The subject of artists’ rights to receive a percentage of their resold work has been a discussion for decades. Campaigning and petitioning ebb and flow, but the issue is again front and center as artists have more platforms to reach audiences than ever before.
The rapid development of the digital world affects the art community in multiple ways, particularly when it comes to fairness and equality for creators. Collectors are welcoming new opportunities to support the artists they love. However, if they’re not buying directly from the hands of the creators, how much are they really supporting them?
Well, there are rules that ensure artists receive compensation for the reproduction of their work, but fewer protections exist when it comes to others reselling their art. So, while artists are entitled to compensation when their artwork is used in an advertisement, they have no ownership over profits made after the original sale. Simply put, artists create, but then are left twiddling their thumbs as others determine the value of their work and profit from it later on.
This lapse in equilibrium has been addressed through the Artist’s Resale Right, also known as droit de suite. The right aims to guarantee creators a fair portion of their artwork’s resale value; however, it only falls under the copyright law umbrella in some places in the world. The U.S. is far behind in acknowledging artist resale rights, with California being the only state to have provided droit de suite security to artists. It was overturned in 2018 for not being “feasible.”

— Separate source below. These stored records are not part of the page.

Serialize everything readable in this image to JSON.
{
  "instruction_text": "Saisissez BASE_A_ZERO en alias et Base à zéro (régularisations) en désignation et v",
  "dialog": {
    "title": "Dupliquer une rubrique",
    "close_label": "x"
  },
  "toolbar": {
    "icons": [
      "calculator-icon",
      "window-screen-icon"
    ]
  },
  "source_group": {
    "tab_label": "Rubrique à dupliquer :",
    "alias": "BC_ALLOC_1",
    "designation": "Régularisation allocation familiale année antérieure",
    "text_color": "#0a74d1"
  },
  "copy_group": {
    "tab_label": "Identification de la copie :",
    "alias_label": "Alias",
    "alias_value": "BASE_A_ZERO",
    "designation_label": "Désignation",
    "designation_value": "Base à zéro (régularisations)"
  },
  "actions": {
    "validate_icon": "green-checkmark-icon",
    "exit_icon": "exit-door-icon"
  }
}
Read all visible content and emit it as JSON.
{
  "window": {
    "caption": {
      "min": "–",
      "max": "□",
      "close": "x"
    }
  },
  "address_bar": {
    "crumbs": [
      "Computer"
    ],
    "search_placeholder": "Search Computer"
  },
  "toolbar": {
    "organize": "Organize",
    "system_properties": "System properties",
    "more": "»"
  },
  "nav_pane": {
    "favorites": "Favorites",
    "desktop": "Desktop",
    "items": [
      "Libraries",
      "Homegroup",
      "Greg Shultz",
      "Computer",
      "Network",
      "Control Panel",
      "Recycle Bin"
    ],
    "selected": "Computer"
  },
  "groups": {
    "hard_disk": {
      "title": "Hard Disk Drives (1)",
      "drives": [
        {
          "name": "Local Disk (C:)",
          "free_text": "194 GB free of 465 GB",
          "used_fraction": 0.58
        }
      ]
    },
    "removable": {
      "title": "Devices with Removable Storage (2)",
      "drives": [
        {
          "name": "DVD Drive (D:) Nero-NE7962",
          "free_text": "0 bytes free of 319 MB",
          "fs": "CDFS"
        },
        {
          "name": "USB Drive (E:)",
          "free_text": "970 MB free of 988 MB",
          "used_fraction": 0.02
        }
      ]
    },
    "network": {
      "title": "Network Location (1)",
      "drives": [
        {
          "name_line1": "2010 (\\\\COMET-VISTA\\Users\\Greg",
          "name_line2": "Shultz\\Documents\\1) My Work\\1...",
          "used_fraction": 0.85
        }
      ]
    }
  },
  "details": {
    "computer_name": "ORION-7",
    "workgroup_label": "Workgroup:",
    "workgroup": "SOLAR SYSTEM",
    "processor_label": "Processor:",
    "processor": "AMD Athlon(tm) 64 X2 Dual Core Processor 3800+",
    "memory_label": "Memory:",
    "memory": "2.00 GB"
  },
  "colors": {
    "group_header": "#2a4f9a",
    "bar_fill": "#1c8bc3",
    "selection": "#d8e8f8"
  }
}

Fortunately, blockchain technology is helping to address some of these obstacles in support of artists, galleries, auction houses and the industry as a whole. With blockchain smart contracts, artists have much more control over the selling process and can implement resale royalties as part of the sale. By gaining more governance over transactions, contemporary markets can decide who benefits from each sale, whether it be just the artists themselves, their team or an organization.
These advancements in the digital world present artists with more authority over their work and the integrity of their art, but it’s just the beginning. Advocates for artists have been fighting for fairness and equality within the art industry for ages. Between NFTs and the overwhelming awareness of disparities, the future of the art world could become more fair by enabling royalties for a resale. As art professor Charlotte Kent tells Artnet, “Previous efforts at equity depended on industry leaders and courts. In this instance, artists’ demands are shaping what is possible.”
Blockchain technology and NFTs are just the doorknob. ORIGYN Art strives to make fine art accessible to all, while also opening up new value opportunities for artists, galleries and owners. These benefits include market transparency, more governance rights, increased visibility of artworks and access to a percentage of current and future sales.